Building security awareness is vital to combat cybercriminals employing sophisticated social engineering techniques to victimize employees struggling with security policies.
Steve Durbin, CEO of the ISF
There was an inevitable uptick in cybercrime in 2020, as organizations scrambled to support a freshly remote workforce in the face of a developing pandemic. The exponential growth of data continued apace, but the way we created, shared and stored much of that data changed. The struggle to secure the newly emerging landscape required swift innovation and forward-thinking organizations seized the opportunity to reevaluate infrastructure and policy.
With the dust settling, it’s time to turn our eyes toward the year ahead. There’s a palpable need for business-savvy security strategies capable of linking security with business goals to achieve the right level of resilience. Success requires a much higher degree of engagement and involvement with the business across all corporate assets. To prepare effectively, we must have a clear picture of the major threats we face in 2021.
The pandemic provided cover for a wave of cynical ransomware attacks on healthcare organizations and government departments in 2020. Ransomware continues to evolve and develop, with criminals offering it as a service or as a bundled kit that anyone can buy on the darknet and deploy without any real technical skills. We can expect to see many more ransomware attacks in the months ahead.
A combination of increasingly sophisticated phishing techniques and growing exhaustion and mental stress among the population has enabled malware to worm its way onto more and more systems. Targeted attacks piggybacking on pandemic-related tests, alerts, medical news and government payouts, as well as partisan political debate, are enticing people to click when they shouldn’t, triggering malware downloads.
Organizations have always been at great risk from insiders. Whether malicious, negligent or accidental, insiders hold the keys to the kingdom and can do catastrophic damage to a company. Cyber fatigue, endless screen time and a pervasive climate of stress are contributing to a major upswing in accidental insider incidents. There’s no intent to do wrong, but perhaps because people have to work in an unfamiliar environment, cope with distractions, and combat stress and exhaustion, they are more prone to make costly mistakes that can lead to serious data leaks.

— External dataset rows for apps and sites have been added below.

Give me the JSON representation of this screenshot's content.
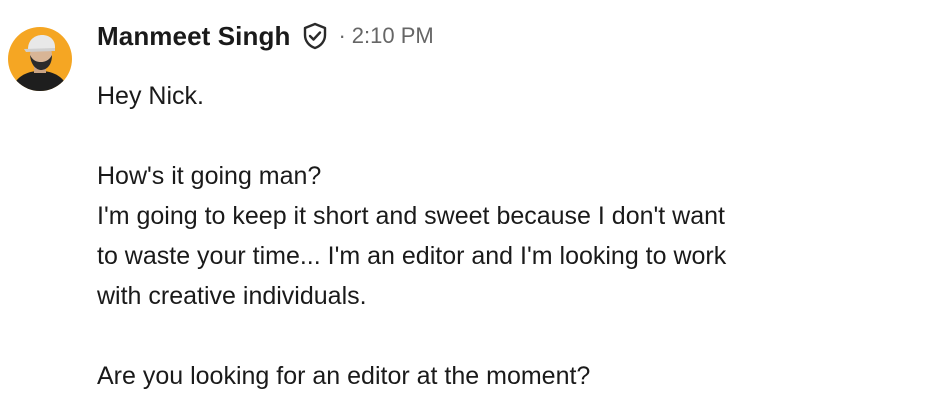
{
  "message": {
    "sender": "Manmeet Singh",
    "separator": "·",
    "timestamp": "2:10 PM",
    "avatar_icon": "user-avatar-photo",
    "verified_icon": "shield-check-icon",
    "accent_color": "#F5A623",
    "lines": [
      "Hey Nick.",
      "How's it going man?",
      "I'm going to keep it short and sweet because I don't want",
      "to waste your time... I'm an editor and I'm looking to work",
      "with creative individuals.",
      "Are you looking for an editor at the moment?"
    ]
  }
}
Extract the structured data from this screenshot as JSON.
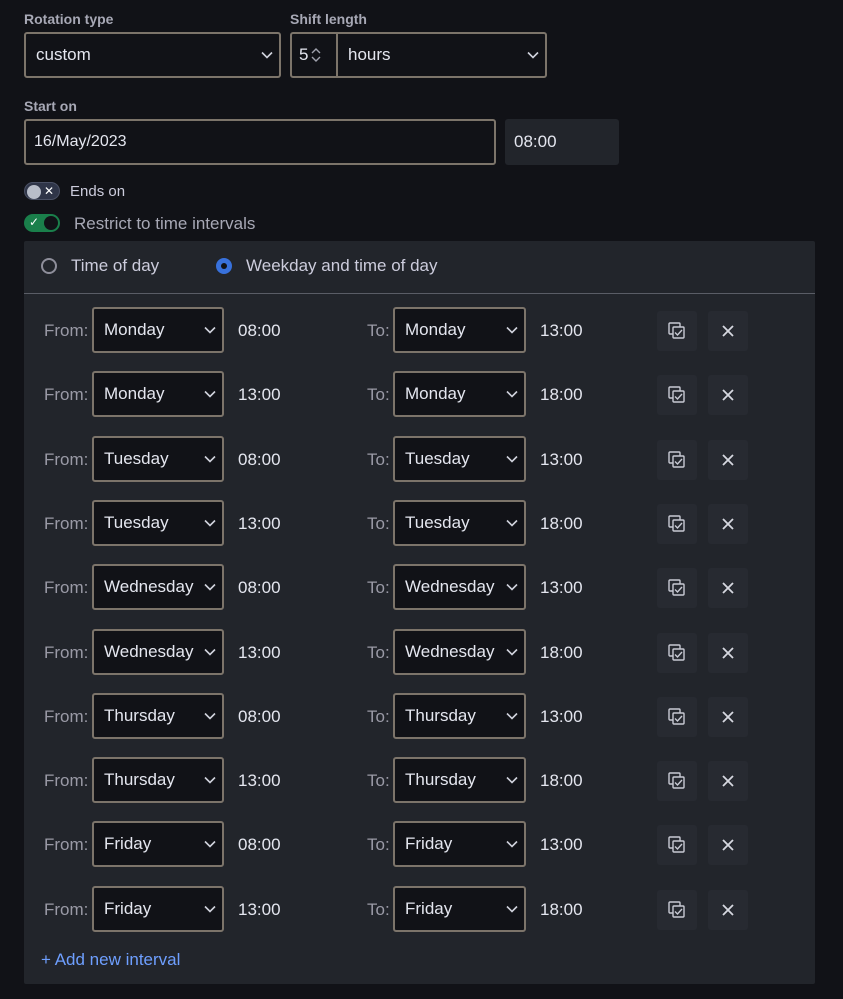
{
  "rotation": {
    "label": "Rotation type",
    "value": "custom"
  },
  "shift": {
    "label": "Shift length",
    "amount": "5",
    "unit": "hours"
  },
  "start": {
    "label": "Start on",
    "date": "16/May/2023",
    "time": "08:00"
  },
  "ends_on": {
    "label": "Ends on",
    "enabled": false
  },
  "restrict": {
    "label": "Restrict to time intervals",
    "enabled": true
  },
  "mode": {
    "options": [
      "Time of day",
      "Weekday and time of day"
    ],
    "selected": "Weekday and time of day"
  },
  "interval_labels": {
    "from": "From:",
    "to": "To:"
  },
  "intervals": [
    {
      "from_day": "Monday",
      "from_time": "08:00",
      "to_day": "Monday",
      "to_time": "13:00"
    },
    {
      "from_day": "Monday",
      "from_time": "13:00",
      "to_day": "Monday",
      "to_time": "18:00"
    },
    {
      "from_day": "Tuesday",
      "from_time": "08:00",
      "to_day": "Tuesday",
      "to_time": "13:00"
    },
    {
      "from_day": "Tuesday",
      "from_time": "13:00",
      "to_day": "Tuesday",
      "to_time": "18:00"
    },
    {
      "from_day": "Wednesday",
      "from_time": "08:00",
      "to_day": "Wednesday",
      "to_time": "13:00"
    },
    {
      "from_day": "Wednesday",
      "from_time": "13:00",
      "to_day": "Wednesday",
      "to_time": "18:00"
    },
    {
      "from_day": "Thursday",
      "from_time": "08:00",
      "to_day": "Thursday",
      "to_time": "13:00"
    },
    {
      "from_day": "Thursday",
      "from_time": "13:00",
      "to_day": "Thursday",
      "to_time": "18:00"
    },
    {
      "from_day": "Friday",
      "from_time": "08:00",
      "to_day": "Friday",
      "to_time": "13:00"
    },
    {
      "from_day": "Friday",
      "from_time": "13:00",
      "to_day": "Friday",
      "to_time": "18:00"
    }
  ],
  "add_interval_label": "+ Add new interval",
  "icons": {
    "duplicate": "copy-icon",
    "remove": "close-icon",
    "dropdown": "chevron-down-icon"
  },
  "colors": {
    "accent_blue": "#3871dc",
    "toggle_on": "#1a7f4b",
    "link": "#6e9fff"
  }
}
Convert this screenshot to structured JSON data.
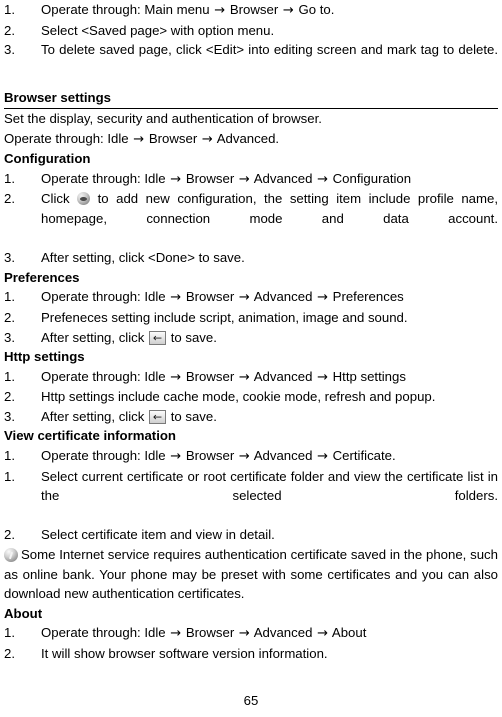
{
  "page": {
    "number": "65"
  },
  "icons": {
    "arrow": "→",
    "back_arrow": "←",
    "sphere_icon_name": "add-configuration-icon",
    "back_icon_name": "back-key-icon",
    "info_icon_name": "info-note-icon"
  },
  "saved_page_steps": [
    {
      "num": "1.",
      "parts": [
        "Operate through: Main menu ",
        " Browser ",
        " Go to."
      ]
    },
    {
      "num": "2.",
      "text": "Select <Saved page> with option menu."
    },
    {
      "num": "3.",
      "text": "To delete saved page, click <Edit> into editing screen and mark tag to delete."
    }
  ],
  "browser_settings": {
    "heading": "Browser settings",
    "intro_line1": "Set the display, security and authentication of browser.",
    "intro_line2_parts": [
      "Operate through: Idle ",
      " Browser ",
      " Advanced."
    ],
    "configuration": {
      "heading": "Configuration",
      "step1_parts": [
        "Operate through: Idle ",
        " Browser ",
        " Advanced ",
        " Configuration"
      ],
      "step2_before": "Click",
      "step2_after": "to add new configuration, the setting item include profile name, homepage, connection mode and data account.",
      "step3": "After setting, click <Done> to save.",
      "nums": [
        "1.",
        "2.",
        "3."
      ]
    },
    "preferences": {
      "heading": "Preferences",
      "step1_parts": [
        "Operate through: Idle ",
        " Browser ",
        " Advanced ",
        " Preferences"
      ],
      "step2": "Prefeneces setting include script, animation, image and sound.",
      "step3_before": "After setting, click",
      "step3_after": "to save.",
      "nums": [
        "1.",
        "2.",
        "3."
      ]
    },
    "http_settings": {
      "heading": "Http settings",
      "step1_parts": [
        "Operate through: Idle ",
        " Browser ",
        " Advanced ",
        " Http settings"
      ],
      "step2": "Http settings include cache mode, cookie mode, refresh and popup.",
      "step3_before": "After setting, click",
      "step3_after": "to save.",
      "nums": [
        "1.",
        "2.",
        "3."
      ]
    },
    "certificate": {
      "heading": "View certificate information",
      "step1_parts": [
        "Operate through: Idle ",
        " Browser ",
        " Advanced ",
        " Certificate."
      ],
      "step2": "Select current certificate or root certificate folder and view the certificate list in the selected folders.",
      "step3": "Select certificate item and view in detail.",
      "nums": [
        "1.",
        "1.",
        "2."
      ],
      "note": "Some Internet service requires authentication certificate saved in the phone, such as online bank. Your phone may be preset with some certificates and you can also download new authentication certificates."
    },
    "about": {
      "heading": "About",
      "step1_parts": [
        "Operate through: Idle ",
        " Browser ",
        " Advanced ",
        " About"
      ],
      "step2": "It will show browser software version information.",
      "nums": [
        "1.",
        "2."
      ]
    }
  }
}
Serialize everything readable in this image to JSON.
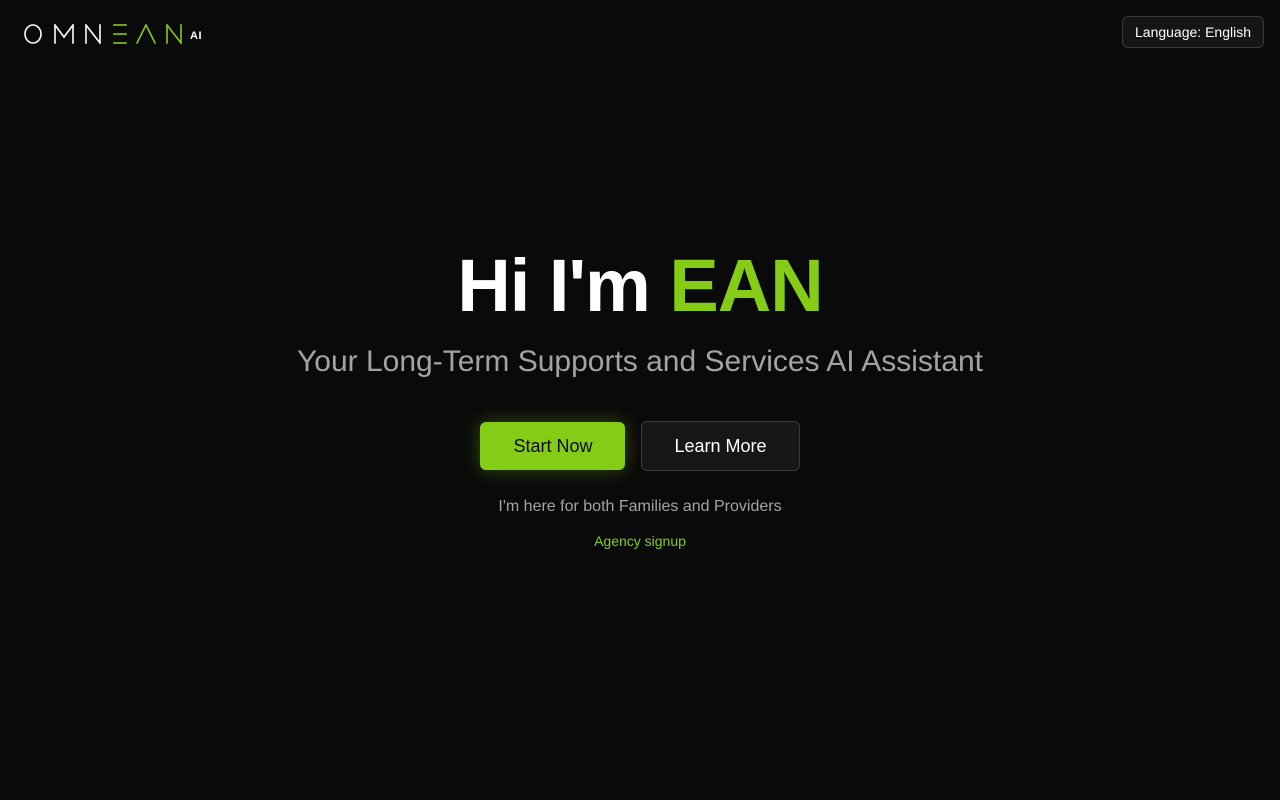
{
  "brand": {
    "logo_text": "OMNEAN",
    "logo_suffix": "AI",
    "primary_color": "#ffffff",
    "accent_color": "#84cc16"
  },
  "header": {
    "language_label": "Language: English"
  },
  "hero": {
    "greeting": "Hi I'm",
    "name": "EAN",
    "subtitle": "Your Long-Term Supports and Services AI Assistant",
    "start_button": "Start Now",
    "learn_button": "Learn More",
    "tagline": "I'm here for both Families and Providers",
    "agency_link": "Agency signup"
  },
  "colors": {
    "background": "#0a0a0a",
    "accent": "#84cc16",
    "muted_text": "#a3a3a3"
  }
}
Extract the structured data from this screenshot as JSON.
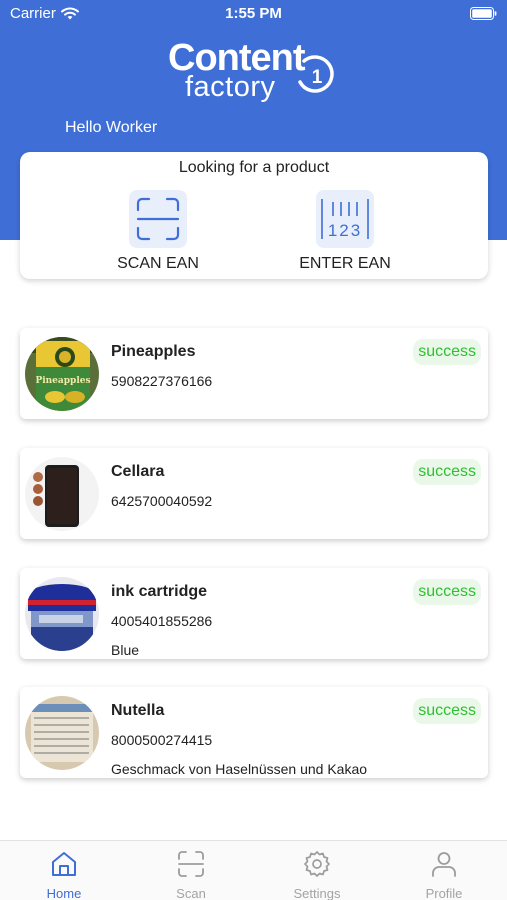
{
  "status_bar": {
    "carrier": "Carrier",
    "time": "1:55 PM"
  },
  "logo": {
    "word1": "Content",
    "word2": "factory",
    "badge": "1"
  },
  "greeting": "Hello Worker",
  "search": {
    "title": "Looking for a product",
    "scan_label": "SCAN EAN",
    "enter_label": "ENTER EAN",
    "enter_icon_digits": "123"
  },
  "products": [
    {
      "name": "Pineapples",
      "ean": "5908227376166",
      "description": "",
      "status": "success",
      "thumb_text": "Pineapples"
    },
    {
      "name": "Cellara",
      "ean": "6425700040592",
      "description": "",
      "status": "success"
    },
    {
      "name": "ink cartridge",
      "ean": "4005401855286",
      "description": "Blue",
      "status": "success"
    },
    {
      "name": "Nutella",
      "ean": "8000500274415",
      "description": "Geschmack von Haselnüssen und Kakao",
      "status": "success"
    }
  ],
  "tabs": [
    {
      "label": "Home",
      "icon": "home-icon",
      "active": true
    },
    {
      "label": "Scan",
      "icon": "scan-icon",
      "active": false
    },
    {
      "label": "Settings",
      "icon": "gear-icon",
      "active": false
    },
    {
      "label": "Profile",
      "icon": "person-icon",
      "active": false
    }
  ],
  "colors": {
    "primary": "#3f6fd6",
    "success_text": "#30bf30",
    "success_bg": "#eaf8ea",
    "tab_inactive": "#a3a3a3",
    "icon_tile": "#e8effb"
  }
}
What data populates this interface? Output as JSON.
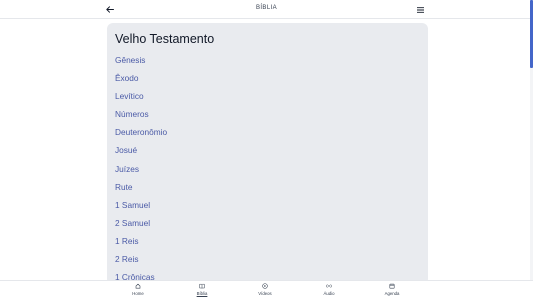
{
  "header": {
    "title": "BÍBLIA",
    "back_icon": "arrow-left-icon",
    "menu_icon": "hamburger-menu-icon"
  },
  "section": {
    "title": "Velho Testamento",
    "books": [
      "Gênesis",
      "Êxodo",
      "Levítico",
      "Números",
      "Deuteronômio",
      "Josué",
      "Juízes",
      "Rute",
      "1 Samuel",
      "2 Samuel",
      "1 Reis",
      "2 Reis",
      "1 Crônicas"
    ]
  },
  "bottom_nav": {
    "items": [
      {
        "label": "Home",
        "icon": "home-icon"
      },
      {
        "label": "Bíblia",
        "icon": "book-icon",
        "active": true
      },
      {
        "label": "Vídeos",
        "icon": "play-icon"
      },
      {
        "label": "Áudio",
        "icon": "radio-icon"
      },
      {
        "label": "Agenda",
        "icon": "calendar-icon"
      }
    ]
  },
  "colors": {
    "accent": "#4466c9",
    "link": "#4a5aa6",
    "card_bg": "#e9ebef"
  }
}
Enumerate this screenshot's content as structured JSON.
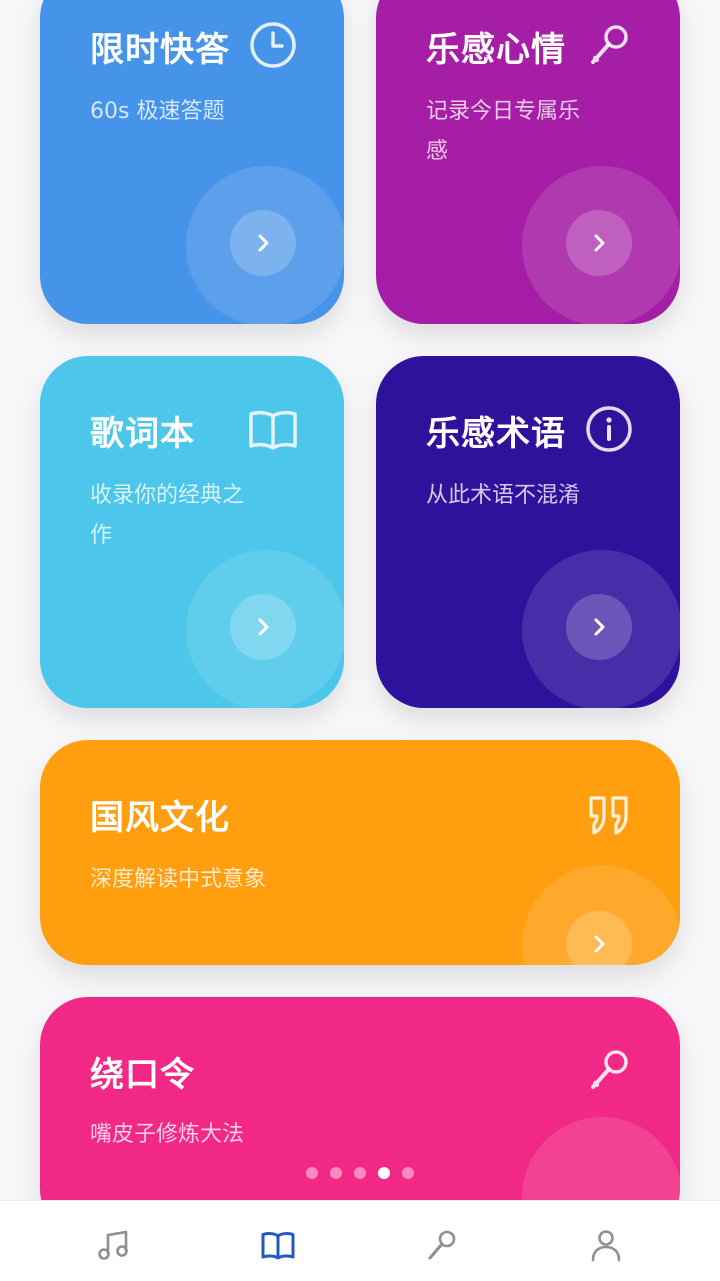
{
  "cards": [
    {
      "title": "限时快答",
      "subtitle": "60s 极速答题",
      "icon": "clock-icon",
      "color": "#4693ea"
    },
    {
      "title": "乐感心情",
      "subtitle": "记录今日专属乐感",
      "icon": "microphone-icon",
      "color": "#a61ea6"
    },
    {
      "title": "歌词本",
      "subtitle": "收录你的经典之作",
      "icon": "open-book-icon",
      "color": "#4cc6ea"
    },
    {
      "title": "乐感术语",
      "subtitle": "从此术语不混淆",
      "icon": "info-icon",
      "color": "#2e129c"
    },
    {
      "title": "国风文化",
      "subtitle": "深度解读中式意象",
      "icon": "quote-icon",
      "color": "#ff9e0f"
    },
    {
      "title": "绕口令",
      "subtitle": "嘴皮子修炼大法",
      "icon": "microphone-icon",
      "color": "#f22886"
    }
  ],
  "pager": {
    "count": 5,
    "active_index": 3
  },
  "tabbar": {
    "active_index": 1,
    "tabs": [
      {
        "label": "",
        "icon": "music-note-icon"
      },
      {
        "label": "",
        "icon": "book-icon"
      },
      {
        "label": "",
        "icon": "microphone-icon"
      },
      {
        "label": "",
        "icon": "user-icon"
      }
    ]
  }
}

The trouble is that accidental insiders are hard to detect. How do you spot an individual like that ahead of time before the damage is done? We may need to take a more human-centric approach with security, measure the effectiveness of policies and work collaboratively with HR departments to nullify this threat. Any action here must be handled sensitively to ensure there’s no erosion of hard-earned trust between company and employee.
3. The Digital Generation
As the next generation comes of age and advances in a workplace that’s more distributed than ever before, we need to retool and reimagine our processes and policies. The digital generation has been encouraged to share information from an early age, communicate through social media and adopt technology readily.
Building security awareness is vital to combat cybercriminals employing sophisticated social engineering techniques to victimize employees struggling with security policies. To prevent these young workers from being exploited, we need training and awareness programs that address the way they do business and the channels they use to communicate.
4. Edge Computing
Edge computing is a really attractive architectural choice for organizations, but it’s also a key target for attackers. By supporting widespread remote working, adopting more cloud services and embracing new technologies like 5G to realize their full potential, we’re also expanding the opportunity for attackers and giving them a wider attack surface to probe and penetrate.
You need good insight into every device that is connected to your extended network, but that presents some major challenges. Rather than focusing on finding and eliminating blind spots, we need to get better at building security into the core infrastructure from the start. Preserving the integrity of data requires a carefully designed security architecture.
5. Digital Transformation
Many organizations are beginning to discuss and assess the events of 2020, and some will realize that the way they have had to work during the pandemic will become the way they choose to work going forward. That will necessitate fairly complex digital transformation, deploying a whole range of different systems, and perhaps rebuilding certain infrastructures that they’ve deployed. This transformation won’t just be internal; it will have to encompass supply chain partners and integrate data across multiple systems.
Building on a series of legacy systems in a climate where investment is in short supply could prove very risky. It will be vital that security professionals get in on the ground floor to ensure that information security is baked into every stage of digital transformation planning and resulting infrastructure rollout.
Cybercriminals will continue to attack and gain access to corporate systems whenever and wherever they can in 2021, so security must be front of mind. Redesigned security awareness and refreshed policies, combined with a supportive approach that embraces edge computing and digital transformation, can tame the major threats that lie ahead and help businesses to build real resilience.